Sisters Mariel, Cisely, and Zoe Saldana have their own YouTube channel, Cinestar Pictures, on which they publish videos on a variety of topics designed to make viewers "laugh, learn, cry, and much more." For their series Rosé Roundtable, the sisters invite guests to join them as they sit in front of perfectly plated food (never touching it), taking tiny sips of wine and discussing an agreed-upon topic. In the latest episode, "Being American," Zoe Saldana talks about raising multicultural children, and why it's important to keep them in touch with their roots.

In a 2013 interview with Glamour vertical Glam Belleza Latina, Saldana discussed her Dominican and Puerto Rican heritage, and how she was raised by her parents in Queens, New York, for the first 10 years of her life before going to live with grandparents in the Dominican Republic after her father's sudden death. "I feel like I was raised in a very balanced way," Saldana said.

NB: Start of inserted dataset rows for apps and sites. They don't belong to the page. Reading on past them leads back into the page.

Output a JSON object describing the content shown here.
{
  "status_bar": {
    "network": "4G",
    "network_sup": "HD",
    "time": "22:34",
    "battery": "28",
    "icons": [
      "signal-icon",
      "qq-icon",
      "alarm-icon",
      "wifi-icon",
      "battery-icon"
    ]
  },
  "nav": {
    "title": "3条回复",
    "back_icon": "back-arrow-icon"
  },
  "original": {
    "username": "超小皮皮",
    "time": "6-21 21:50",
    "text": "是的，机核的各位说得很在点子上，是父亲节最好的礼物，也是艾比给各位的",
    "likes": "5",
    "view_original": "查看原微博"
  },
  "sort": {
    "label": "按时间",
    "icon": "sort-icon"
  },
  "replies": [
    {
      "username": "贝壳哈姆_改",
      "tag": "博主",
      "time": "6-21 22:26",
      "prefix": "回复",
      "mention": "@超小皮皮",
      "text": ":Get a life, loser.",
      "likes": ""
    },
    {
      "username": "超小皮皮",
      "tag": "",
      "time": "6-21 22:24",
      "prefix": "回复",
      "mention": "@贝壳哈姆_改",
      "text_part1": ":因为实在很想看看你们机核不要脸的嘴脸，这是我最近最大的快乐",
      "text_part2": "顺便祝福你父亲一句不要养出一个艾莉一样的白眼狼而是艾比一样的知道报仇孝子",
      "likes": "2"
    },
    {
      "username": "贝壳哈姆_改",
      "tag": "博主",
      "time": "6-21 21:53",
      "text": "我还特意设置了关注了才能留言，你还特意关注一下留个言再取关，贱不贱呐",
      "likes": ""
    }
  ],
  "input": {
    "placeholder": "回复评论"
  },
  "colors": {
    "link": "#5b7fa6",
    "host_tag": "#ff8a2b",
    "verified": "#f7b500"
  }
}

As a first-generation American, she said she's compelled to "maintain the beauty of tradition," and fondly recalls her mother teaching her fables and stories from her homeland. And while she doesn't judge her second- and third-generation friends who don't speak Spanish, she encourages parents to teach their children their native tongue.

In "Being American," Saldana recalls when she and her sisters were growing up, they vowed to teach their kids Spanish, but ironically, they'd tell each other, "We’re gonna speak Spanish," not "Vamos a hablar español." She realizes now that they were more comfortable speaking English, in part, because in her home, Spanish was primarily reserved for scolding, lecturing, or otherwise serious conversation, a mistake she learned not to repeat with her twin toddlers, Cy and Bowie, who she's raising with her husband, Italian artist Marco Perego.

Saldana tells another anecdote from her youth, in which she reminisces about the 10 doors she'd pass in the hallway of her apartment building every day, and how each family was from a different country, and she could distinctly smell the different spices each neighbor would use to cook their dinners. "You were smelling Bombay – you know what I'm saying? – then you were smelling Pakistan, and then you were smelling Puerto Rico, and then you were smelling Italy." Raising her children with connections to their roots is not only important to her so that they can bond with their grandparents, but "so that they can create some kind of empathy for human beings that do not look like them, and do not sound like them, and do not smell like them." Sounds like those boys are going to turn out very well-rounded.